·3-min read

A father's fundraising effort to pay for his son's funeral has grounded a renewed push for the ACT's and Northern Territory's right to legislate for voluntary euthanasia.

Two ACT senators are leading the charge in the upper house to repeal laws preventing the territories from legislating on the issue.

David Whitsed's 39-year-old son Sam was diagnosed with stage four cancer, and the prognosis is "not good", he says.

Discussions with Sam, who is contemplating end of life choices, prompted independent ACT senator David Pocock to call on his colleagues to consider the reasons why people who live in territories aren't mature enough to debate the issue for themselves.

"No 39-year-old should have to contemplate the end of their life. But Sam is," Senator Pocock told parliament.

"No father should be fundraising for his son's funeral. But Sam's dad is.

"Why is it that by virtue of where we live in this country, we cannot participate in the same debates and decisions? Why are we considered less capable of having this discussion?"

Finance minister and Labor senator for the ACT Katy Gallagher told the Senate it was fundamentally unfair territories could not have the same discussion on the issue after every other state had debated and passed legislation on euthanasia.

"I understand many of my colleagues may be personally opposed to the issue of voluntary assisted dying and I acknowledge within my own community there are a diversity of views," Senator Gallagher said.

"But this bill is not about that. It's about whether every Australian regardless of where they live should have the same right to self-determination."

While personally in favour of euthanasia, Senate opposition leader Simon Birmingham spoke about the importance of splitting the issue of voluntary assisted dying and allowing territories the right to debate the issue.

"My body, my life, my choice.
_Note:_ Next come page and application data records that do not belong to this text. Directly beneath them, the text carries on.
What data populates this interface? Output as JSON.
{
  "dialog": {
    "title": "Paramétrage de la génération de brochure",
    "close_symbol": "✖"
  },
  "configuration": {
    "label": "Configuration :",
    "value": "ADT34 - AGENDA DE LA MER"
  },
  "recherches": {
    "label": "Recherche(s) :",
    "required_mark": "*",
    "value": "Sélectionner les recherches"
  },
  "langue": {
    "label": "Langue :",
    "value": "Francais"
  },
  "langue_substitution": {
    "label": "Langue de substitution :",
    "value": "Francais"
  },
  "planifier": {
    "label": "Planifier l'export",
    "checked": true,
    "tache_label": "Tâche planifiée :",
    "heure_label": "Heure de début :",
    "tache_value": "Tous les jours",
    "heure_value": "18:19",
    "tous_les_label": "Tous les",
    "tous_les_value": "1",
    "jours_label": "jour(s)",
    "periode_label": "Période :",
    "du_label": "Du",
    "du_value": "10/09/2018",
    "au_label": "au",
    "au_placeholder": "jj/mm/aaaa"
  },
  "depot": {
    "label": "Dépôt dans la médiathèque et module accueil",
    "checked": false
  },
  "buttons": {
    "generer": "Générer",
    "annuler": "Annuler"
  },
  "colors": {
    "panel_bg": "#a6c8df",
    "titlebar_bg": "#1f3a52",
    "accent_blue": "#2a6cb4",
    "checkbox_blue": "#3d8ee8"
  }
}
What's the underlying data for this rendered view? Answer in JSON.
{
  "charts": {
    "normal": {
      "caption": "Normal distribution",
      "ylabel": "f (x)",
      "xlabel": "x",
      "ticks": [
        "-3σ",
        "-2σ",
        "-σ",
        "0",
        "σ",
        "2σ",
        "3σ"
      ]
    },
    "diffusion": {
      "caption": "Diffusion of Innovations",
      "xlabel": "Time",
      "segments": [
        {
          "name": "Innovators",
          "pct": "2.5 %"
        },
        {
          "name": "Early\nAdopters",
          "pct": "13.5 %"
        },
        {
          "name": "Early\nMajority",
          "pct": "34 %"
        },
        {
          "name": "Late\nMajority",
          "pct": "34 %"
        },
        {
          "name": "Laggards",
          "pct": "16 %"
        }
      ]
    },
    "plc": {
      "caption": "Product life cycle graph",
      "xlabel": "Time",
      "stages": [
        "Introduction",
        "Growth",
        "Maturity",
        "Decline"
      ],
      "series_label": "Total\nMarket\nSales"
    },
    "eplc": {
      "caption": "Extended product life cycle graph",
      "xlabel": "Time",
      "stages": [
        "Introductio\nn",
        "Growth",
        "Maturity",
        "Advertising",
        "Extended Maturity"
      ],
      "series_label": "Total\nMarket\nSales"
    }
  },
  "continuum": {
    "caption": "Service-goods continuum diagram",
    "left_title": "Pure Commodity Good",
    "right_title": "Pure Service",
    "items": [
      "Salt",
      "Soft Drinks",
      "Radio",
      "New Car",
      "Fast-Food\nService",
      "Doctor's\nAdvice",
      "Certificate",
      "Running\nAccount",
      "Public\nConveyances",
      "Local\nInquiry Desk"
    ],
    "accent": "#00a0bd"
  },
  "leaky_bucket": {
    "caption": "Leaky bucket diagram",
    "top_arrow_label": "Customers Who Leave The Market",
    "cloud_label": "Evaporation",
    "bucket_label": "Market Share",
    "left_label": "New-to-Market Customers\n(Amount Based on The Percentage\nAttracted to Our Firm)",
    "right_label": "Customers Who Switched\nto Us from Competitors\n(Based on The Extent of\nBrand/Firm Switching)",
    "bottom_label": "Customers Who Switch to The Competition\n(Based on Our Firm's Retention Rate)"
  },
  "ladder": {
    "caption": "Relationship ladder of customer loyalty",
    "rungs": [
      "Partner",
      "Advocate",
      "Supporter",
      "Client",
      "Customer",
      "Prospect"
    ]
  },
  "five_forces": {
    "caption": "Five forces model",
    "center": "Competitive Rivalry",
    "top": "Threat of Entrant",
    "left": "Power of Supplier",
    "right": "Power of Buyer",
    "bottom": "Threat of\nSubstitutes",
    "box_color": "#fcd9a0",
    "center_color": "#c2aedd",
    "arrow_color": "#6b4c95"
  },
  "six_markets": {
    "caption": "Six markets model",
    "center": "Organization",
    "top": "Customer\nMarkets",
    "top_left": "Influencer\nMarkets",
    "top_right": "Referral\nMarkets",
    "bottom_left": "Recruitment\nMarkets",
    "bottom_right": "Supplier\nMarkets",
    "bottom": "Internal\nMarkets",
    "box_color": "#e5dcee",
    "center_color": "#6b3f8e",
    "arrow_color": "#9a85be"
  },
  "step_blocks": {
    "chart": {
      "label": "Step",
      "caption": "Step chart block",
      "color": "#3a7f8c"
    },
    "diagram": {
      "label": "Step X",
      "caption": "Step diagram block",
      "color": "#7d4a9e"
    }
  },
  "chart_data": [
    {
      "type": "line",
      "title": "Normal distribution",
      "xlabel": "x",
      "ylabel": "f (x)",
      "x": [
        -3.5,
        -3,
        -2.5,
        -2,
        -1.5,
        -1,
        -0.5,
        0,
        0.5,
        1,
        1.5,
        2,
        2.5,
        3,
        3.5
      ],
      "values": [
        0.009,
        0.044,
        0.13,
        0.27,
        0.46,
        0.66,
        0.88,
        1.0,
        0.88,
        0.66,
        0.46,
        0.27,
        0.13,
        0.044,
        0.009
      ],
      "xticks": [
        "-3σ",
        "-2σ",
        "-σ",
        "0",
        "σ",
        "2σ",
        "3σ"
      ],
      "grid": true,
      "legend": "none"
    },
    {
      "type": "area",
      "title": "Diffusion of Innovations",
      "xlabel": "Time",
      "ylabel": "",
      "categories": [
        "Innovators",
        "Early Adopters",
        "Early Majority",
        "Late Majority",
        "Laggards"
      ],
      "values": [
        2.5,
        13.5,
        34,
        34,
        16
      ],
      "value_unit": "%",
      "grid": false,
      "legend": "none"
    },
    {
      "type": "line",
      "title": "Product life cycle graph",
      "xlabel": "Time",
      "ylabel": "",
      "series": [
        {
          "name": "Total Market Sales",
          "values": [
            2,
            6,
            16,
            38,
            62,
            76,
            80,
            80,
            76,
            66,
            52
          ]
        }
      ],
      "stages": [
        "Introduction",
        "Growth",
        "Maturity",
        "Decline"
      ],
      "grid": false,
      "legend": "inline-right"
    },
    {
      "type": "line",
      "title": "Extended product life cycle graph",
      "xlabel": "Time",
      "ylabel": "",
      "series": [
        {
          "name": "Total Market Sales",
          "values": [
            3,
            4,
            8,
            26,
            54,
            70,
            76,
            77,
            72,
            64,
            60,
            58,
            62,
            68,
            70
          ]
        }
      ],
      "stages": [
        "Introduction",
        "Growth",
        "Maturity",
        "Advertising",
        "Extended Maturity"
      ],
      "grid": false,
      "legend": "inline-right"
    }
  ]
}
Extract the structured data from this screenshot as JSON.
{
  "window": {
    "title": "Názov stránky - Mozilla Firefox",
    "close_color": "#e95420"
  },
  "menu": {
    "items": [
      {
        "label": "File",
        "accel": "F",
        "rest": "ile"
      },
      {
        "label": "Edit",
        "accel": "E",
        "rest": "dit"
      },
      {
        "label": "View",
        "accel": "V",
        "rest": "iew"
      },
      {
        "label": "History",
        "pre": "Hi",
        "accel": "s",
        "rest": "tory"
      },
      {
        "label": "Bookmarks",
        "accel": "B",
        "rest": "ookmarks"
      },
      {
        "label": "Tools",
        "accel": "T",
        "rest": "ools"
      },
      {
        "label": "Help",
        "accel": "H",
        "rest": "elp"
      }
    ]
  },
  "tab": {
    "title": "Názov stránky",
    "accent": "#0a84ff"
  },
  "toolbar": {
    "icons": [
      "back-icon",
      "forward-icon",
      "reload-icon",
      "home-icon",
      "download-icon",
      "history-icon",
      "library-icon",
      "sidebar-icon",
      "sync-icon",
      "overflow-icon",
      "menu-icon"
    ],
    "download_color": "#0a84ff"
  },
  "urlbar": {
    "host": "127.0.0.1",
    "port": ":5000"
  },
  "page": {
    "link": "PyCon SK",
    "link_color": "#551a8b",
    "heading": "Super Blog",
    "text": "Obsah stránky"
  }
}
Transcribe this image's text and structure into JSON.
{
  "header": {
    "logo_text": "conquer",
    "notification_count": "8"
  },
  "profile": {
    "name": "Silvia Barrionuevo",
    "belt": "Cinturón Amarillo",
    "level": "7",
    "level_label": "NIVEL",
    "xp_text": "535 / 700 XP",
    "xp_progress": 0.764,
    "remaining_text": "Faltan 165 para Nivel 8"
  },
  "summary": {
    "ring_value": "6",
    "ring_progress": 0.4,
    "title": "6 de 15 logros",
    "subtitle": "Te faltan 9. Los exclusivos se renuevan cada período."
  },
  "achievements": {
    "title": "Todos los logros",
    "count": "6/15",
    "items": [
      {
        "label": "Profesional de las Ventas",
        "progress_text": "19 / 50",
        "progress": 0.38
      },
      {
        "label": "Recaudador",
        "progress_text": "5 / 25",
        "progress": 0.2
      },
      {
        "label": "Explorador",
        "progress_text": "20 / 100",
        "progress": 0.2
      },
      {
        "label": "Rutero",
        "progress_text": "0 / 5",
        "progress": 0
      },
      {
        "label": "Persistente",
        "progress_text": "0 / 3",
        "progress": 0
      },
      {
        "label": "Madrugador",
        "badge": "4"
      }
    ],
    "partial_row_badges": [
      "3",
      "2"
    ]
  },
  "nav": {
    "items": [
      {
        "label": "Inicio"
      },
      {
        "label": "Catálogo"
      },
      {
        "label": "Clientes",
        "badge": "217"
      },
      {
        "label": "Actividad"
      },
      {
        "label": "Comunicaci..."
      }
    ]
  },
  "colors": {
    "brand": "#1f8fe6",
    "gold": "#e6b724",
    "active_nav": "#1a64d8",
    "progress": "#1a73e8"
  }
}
The very sound liberal philosophical approach, so long as those choices don't harm others," Senator Birmingham said.

"This bill we consider now will only enable the territories to play legislative catch-up.

"Rather than inventing their own safeguards the territories can now adopt the best of the safeguards and approaches already legislated across all six of the Australian states."

But Labor senator Deb O'Neill implored her colleagues to not distinguish the bill as one of territory rights, as opposed to a vote on euthanasia directly.

The voice of religious communities needed to be included in the debate, Senator O'Neill said.

"Freedom of religion means the state does not exclude religion and religious voices from the public square, particularly in relation to making law and public policy," she said, and that matters of life and rights were "absolutely intertwined" in the legislation.

"History will show this bill is about giving territories of this nation the green light to go ahead with enacting legislation that will make it legal for physicians to terminate the lives of their patients and to assist patients to take their own lives."

Having spoken with the chief ministers of both territories, no legislation on voluntary assisted dying has been drafted and both legislatures will consult widely and thoroughly, Senator Pocock said.

Speaking to reporters after Senator O'Neill's speech, Senator Pocock says while he respects the inclusion of religion in the debate, it couldn't be taken as a universal objection.

"We've seen a huge shift in Australia, the latest polling from the Australia Institute shows nearly 80 per cent of people who are religious still supported it," he said.

"It's about dignity. People with terminal illnesses actually having that choice in their life to die with dignity."

The repeal bill cleared the lower house 99 votes to 37 on August 3.